— Matt Pollard (@LWOSMattPollard) March 3, 2019
The weather worsened in the second half with the temperature dropping down to reportedly no more than 12 degrees Fahrenheit. Players began to slip and skid just by planting their foot. Dancing around a defender became easy with a good touch and enough (but not too much) speed. Contact became easy to initiate. The goalkeepers had limited mobility and visibility and we fighting off shots that surprised them in real time. Most players had snow flakes in their hair. From a distance, it appeared they had all had a bleached their tips or grayed significantly during halftime.
“It felt like back in fifth grade, playing tackle football on a snow day. It didn’t feel like a real game,” said midfielder Benny Feilhaber. “As much as it’s fun to watch, I hate playing in this crap. This isn’t football. We all stuck together and did a job. It felt like sand, the snow at the beginning of the game was 3-4 inches.”
— Last Word on Soccer (@LastWordSC) March 3, 2019
Feilhaber may have complained about the conditions, but he did manage to tie the game up 2-2 just minutes into the second half. With the red card, the Rapids subbed on Danny Wilson and Jack Price, going to a 4-2-2-1.
Portland appeared to take the lead for good in the 66th minute off a Deklan Wynne own goal. The visitors had been coming in waves for nearly 10 minutes (against the wind a might add). All it took was one defender slipping or one good bounce of the ball off the powder snow and a break was on for either team.
Like the goalkeepers, defenders had a poor time challenges crosses and shots with their footing. That forced late and off-balance reactions Wynne was unable to challenge a low cross by Any Polo and directed it into the nearside post with Tim Howard on the other side of goal.
The two sides traded chances in the final minutes, with Portland confident up a goal and a man despite the weather. Colorado with nothing to lose, had to go forward. A final substitution, bringing on rookie Andre Shinyashiki to play up top was a signal to the team.
— James Woollard (@BritVoxUS) March 4, 2019
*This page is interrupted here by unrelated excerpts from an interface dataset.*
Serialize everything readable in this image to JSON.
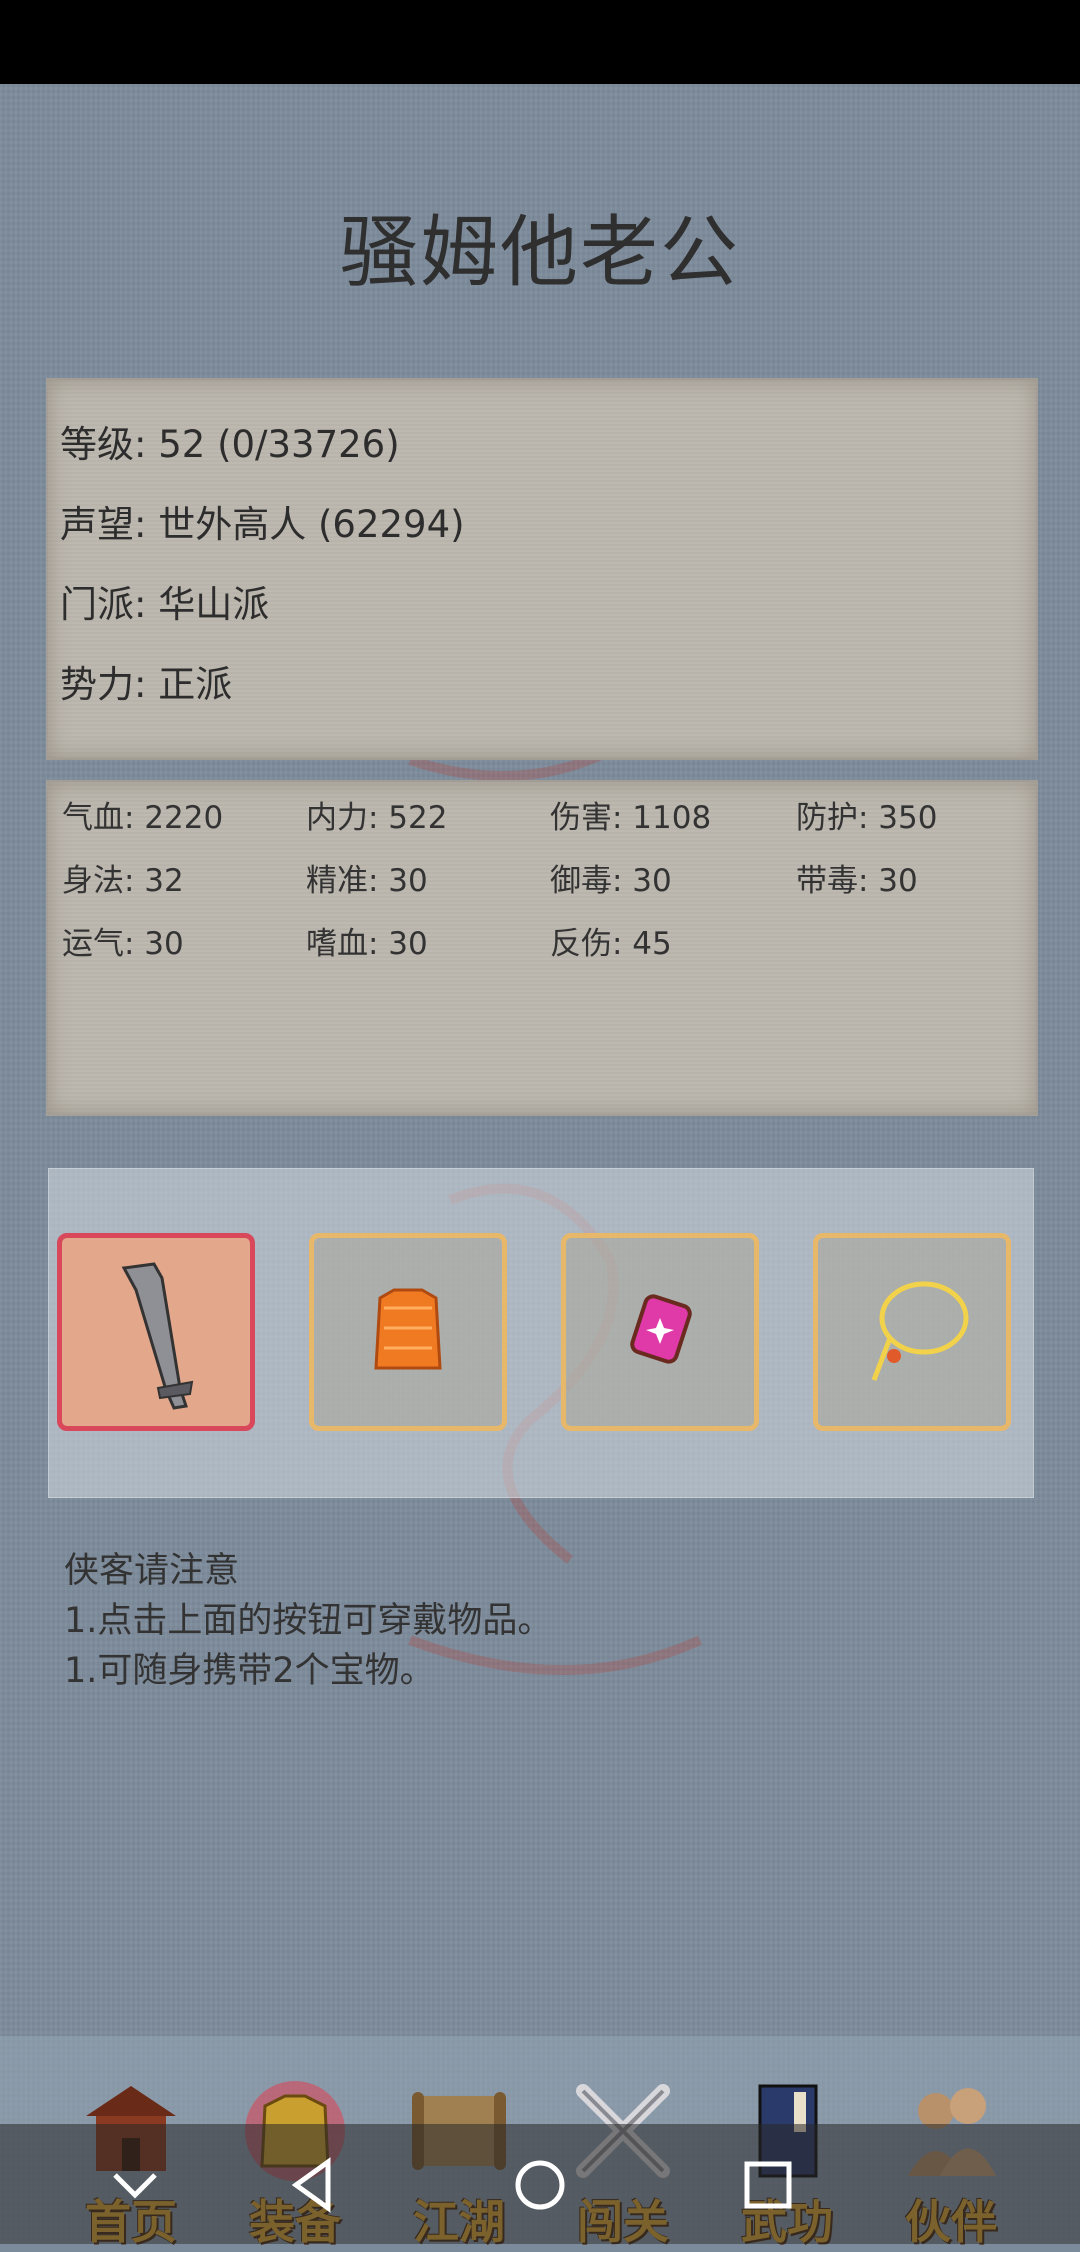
{
  "title": "骚姆他老公",
  "info": {
    "level": "等级: 52 (0/33726)",
    "reputation": "声望: 世外高人 (62294)",
    "sect": "门派: 华山派",
    "faction": "势力:  正派"
  },
  "stats": [
    {
      "label": "气血: 2220"
    },
    {
      "label": "内力: 522"
    },
    {
      "label": "伤害: 1108"
    },
    {
      "label": "防护: 350"
    },
    {
      "label": "身法: 32"
    },
    {
      "label": "精准: 30"
    },
    {
      "label": "御毒: 30"
    },
    {
      "label": "带毒: 30"
    },
    {
      "label": "运气: 30"
    },
    {
      "label": "嗜血: 30"
    },
    {
      "label": "反伤: 45"
    }
  ],
  "equipment": [
    {
      "icon": "sword-icon",
      "active": true
    },
    {
      "icon": "armor-icon",
      "active": false
    },
    {
      "icon": "gem-icon",
      "active": false
    },
    {
      "icon": "necklace-icon",
      "active": false
    }
  ],
  "notice": {
    "title": "侠客请注意",
    "line1": "1.点击上面的按钮可穿戴物品。",
    "line2": "1.可随身携带2个宝物。"
  },
  "nav": [
    {
      "label": "首页",
      "icon": "temple-icon"
    },
    {
      "label": "装备",
      "icon": "armor-icon"
    },
    {
      "label": "江湖",
      "icon": "scroll-icon"
    },
    {
      "label": "闯关",
      "icon": "crossed-swords-icon"
    },
    {
      "label": "武功",
      "icon": "book-icon"
    },
    {
      "label": "伙伴",
      "icon": "partners-icon"
    }
  ],
  "colors": {
    "background": "#7d8c9c",
    "panel": "#bcb7ae",
    "slot_border": "#e8b86a",
    "slot_active_border": "#d9475a",
    "nav_label": "#e0a834"
  }
}
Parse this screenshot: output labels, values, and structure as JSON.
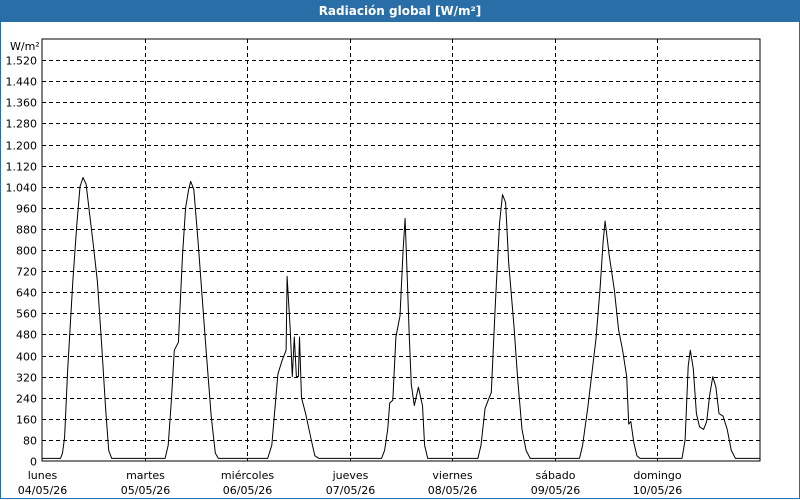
{
  "window": {
    "title": "Radiación global [W/m²]"
  },
  "chart_data": {
    "type": "line",
    "title": "Radiación global [W/m²]",
    "ylabel": "W/m²",
    "ylim": [
      0,
      1600
    ],
    "yticks": [
      0,
      80,
      160,
      240,
      320,
      400,
      480,
      560,
      640,
      720,
      800,
      880,
      960,
      1040,
      1120,
      1200,
      1280,
      1360,
      1440,
      1520
    ],
    "ytick_labels": [
      "0",
      "80",
      "160",
      "240",
      "320",
      "400",
      "480",
      "560",
      "640",
      "720",
      "800",
      "880",
      "960",
      "1.040",
      "1.120",
      "1.200",
      "1.280",
      "1.360",
      "1.440",
      "1.520"
    ],
    "xlim": [
      0,
      7
    ],
    "x_unit": "days from 04/05/26",
    "x_labels": [
      {
        "day": "lunes",
        "date": "04/05/26"
      },
      {
        "day": "martes",
        "date": "05/05/26"
      },
      {
        "day": "miércoles",
        "date": "06/05/26"
      },
      {
        "day": "jueves",
        "date": "07/05/26"
      },
      {
        "day": "viernes",
        "date": "08/05/26"
      },
      {
        "day": "sábado",
        "date": "09/05/26"
      },
      {
        "day": "domingo",
        "date": "10/05/26"
      }
    ],
    "grid": true,
    "series": [
      {
        "color": "#000000",
        "points": [
          [
            0.0,
            10
          ],
          [
            0.18,
            10
          ],
          [
            0.2,
            30
          ],
          [
            0.22,
            90
          ],
          [
            0.25,
            340
          ],
          [
            0.3,
            680
          ],
          [
            0.34,
            900
          ],
          [
            0.37,
            1040
          ],
          [
            0.4,
            1075
          ],
          [
            0.43,
            1050
          ],
          [
            0.46,
            950
          ],
          [
            0.5,
            820
          ],
          [
            0.54,
            680
          ],
          [
            0.58,
            450
          ],
          [
            0.62,
            200
          ],
          [
            0.65,
            40
          ],
          [
            0.68,
            10
          ],
          [
            1.0,
            10
          ],
          [
            1.2,
            10
          ],
          [
            1.23,
            60
          ],
          [
            1.26,
            220
          ],
          [
            1.29,
            420
          ],
          [
            1.33,
            450
          ],
          [
            1.37,
            780
          ],
          [
            1.4,
            960
          ],
          [
            1.43,
            1030
          ],
          [
            1.45,
            1060
          ],
          [
            1.48,
            1030
          ],
          [
            1.52,
            840
          ],
          [
            1.56,
            630
          ],
          [
            1.6,
            420
          ],
          [
            1.65,
            170
          ],
          [
            1.69,
            30
          ],
          [
            1.72,
            10
          ],
          [
            2.0,
            10
          ],
          [
            2.2,
            10
          ],
          [
            2.24,
            60
          ],
          [
            2.3,
            330
          ],
          [
            2.34,
            380
          ],
          [
            2.38,
            420
          ],
          [
            2.39,
            700
          ],
          [
            2.42,
            500
          ],
          [
            2.44,
            320
          ],
          [
            2.46,
            470
          ],
          [
            2.48,
            320
          ],
          [
            2.5,
            320
          ],
          [
            2.51,
            470
          ],
          [
            2.53,
            240
          ],
          [
            2.57,
            180
          ],
          [
            2.62,
            90
          ],
          [
            2.66,
            20
          ],
          [
            2.7,
            10
          ],
          [
            3.0,
            10
          ],
          [
            3.31,
            10
          ],
          [
            3.34,
            40
          ],
          [
            3.37,
            120
          ],
          [
            3.39,
            220
          ],
          [
            3.42,
            230
          ],
          [
            3.45,
            470
          ],
          [
            3.49,
            550
          ],
          [
            3.52,
            800
          ],
          [
            3.54,
            920
          ],
          [
            3.56,
            700
          ],
          [
            3.58,
            480
          ],
          [
            3.6,
            290
          ],
          [
            3.63,
            210
          ],
          [
            3.67,
            280
          ],
          [
            3.71,
            210
          ],
          [
            3.73,
            60
          ],
          [
            3.76,
            10
          ],
          [
            4.0,
            10
          ],
          [
            4.25,
            10
          ],
          [
            4.28,
            60
          ],
          [
            4.32,
            200
          ],
          [
            4.36,
            240
          ],
          [
            4.38,
            260
          ],
          [
            4.42,
            600
          ],
          [
            4.46,
            900
          ],
          [
            4.49,
            1010
          ],
          [
            4.52,
            980
          ],
          [
            4.55,
            750
          ],
          [
            4.6,
            520
          ],
          [
            4.64,
            300
          ],
          [
            4.68,
            120
          ],
          [
            4.72,
            40
          ],
          [
            4.76,
            10
          ],
          [
            5.0,
            10
          ],
          [
            5.24,
            10
          ],
          [
            5.27,
            60
          ],
          [
            5.32,
            200
          ],
          [
            5.36,
            330
          ],
          [
            5.4,
            460
          ],
          [
            5.44,
            650
          ],
          [
            5.47,
            830
          ],
          [
            5.49,
            910
          ],
          [
            5.53,
            780
          ],
          [
            5.58,
            650
          ],
          [
            5.62,
            500
          ],
          [
            5.66,
            420
          ],
          [
            5.7,
            320
          ],
          [
            5.72,
            140
          ],
          [
            5.74,
            150
          ],
          [
            5.77,
            70
          ],
          [
            5.8,
            20
          ],
          [
            5.83,
            10
          ],
          [
            6.0,
            10
          ],
          [
            6.24,
            10
          ],
          [
            6.27,
            80
          ],
          [
            6.3,
            360
          ],
          [
            6.32,
            420
          ],
          [
            6.35,
            350
          ],
          [
            6.38,
            180
          ],
          [
            6.41,
            130
          ],
          [
            6.45,
            120
          ],
          [
            6.48,
            150
          ],
          [
            6.51,
            250
          ],
          [
            6.54,
            320
          ],
          [
            6.57,
            280
          ],
          [
            6.6,
            180
          ],
          [
            6.64,
            170
          ],
          [
            6.68,
            120
          ],
          [
            6.72,
            40
          ],
          [
            6.76,
            10
          ],
          [
            7.0,
            10
          ]
        ]
      }
    ]
  }
}
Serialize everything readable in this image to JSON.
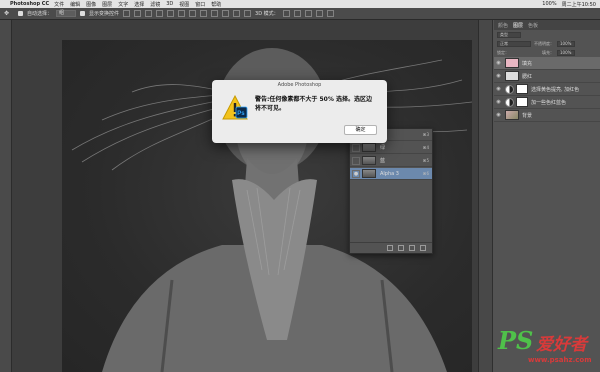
{
  "menubar": {
    "app_name": "Photoshop CC",
    "items": [
      "文件",
      "编辑",
      "图像",
      "图层",
      "文字",
      "选择",
      "滤镜",
      "3D",
      "视图",
      "窗口",
      "帮助"
    ],
    "battery": "100%",
    "clock": "周二上午10:50"
  },
  "options_bar": {
    "auto_select_label": "自动选择：",
    "auto_select_value": "组",
    "show_transform_label": "显示变换控件",
    "mode_3d_label": "3D 模式："
  },
  "channels_panel": {
    "rows": [
      {
        "name": "红",
        "key": "⌘3",
        "active": false
      },
      {
        "name": "绿",
        "key": "⌘4",
        "active": false
      },
      {
        "name": "蓝",
        "key": "⌘5",
        "active": false
      },
      {
        "name": "Alpha 3",
        "key": "⌘6",
        "active": true
      }
    ]
  },
  "layers_panel": {
    "tabs": [
      "颜色",
      "图层",
      "色板"
    ],
    "active_tab": "图层",
    "kind_filter": "类型",
    "blend_mode": "正常",
    "opacity_label": "不透明度：",
    "opacity_value": "100%",
    "lock_label": "锁定：",
    "fill_label": "填充：",
    "fill_value": "100%",
    "layers": [
      {
        "name": "填充",
        "thumb": "pink",
        "type": "pixel",
        "active": true
      },
      {
        "name": "腮红",
        "thumb": "white",
        "type": "pixel",
        "active": false
      },
      {
        "name": "选择黄色提亮, 加红色",
        "thumb": "adjust",
        "type": "adjustment",
        "active": false
      },
      {
        "name": "加一些色红蓝色",
        "thumb": "adjust",
        "type": "adjustment",
        "active": false
      },
      {
        "name": "背景",
        "thumb": "photo",
        "type": "background",
        "active": false
      }
    ]
  },
  "dialog": {
    "title": "Adobe Photoshop",
    "message": "警告:任何像素都不大于 50% 选择。选区边将不可见。",
    "ok_label": "确定"
  },
  "watermark": {
    "logo": "PS",
    "brand": "爱好者",
    "url": "www.psahz.com"
  },
  "colors": {
    "accent_green": "#4fc14a",
    "accent_red": "#d83a3a",
    "selection_blue": "#6c89ad"
  }
}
The Rapids threw numbers forward in stoppage time. With the ball pinging around in the box as if the two sides were playing hot potato, the ball fell to Dillon Serna. Serna shot the ball towards goal, Jeff Attinela sent the rebound right to an unmarked Shinyashiki with a wide open goal. The rookie smashed the ball into the back of the net and ran towards the bench, making ski lines with his legs as he slid into the snow spraying mosh pit.
This was the second Snow Clasico I’ve attended in person and arguably one of the most fun soccer memories I’ve had as credentialed media (though it wasn’t fun at the time). I’d argue it was the most exciting MLS snow game of all time. It was Team Chaos and peak MLS craziness.
There might not have been 4,000 people in the stadium to witness Shinyashiki’s goal but everyone of them will have a fantastic story to tell for years to come.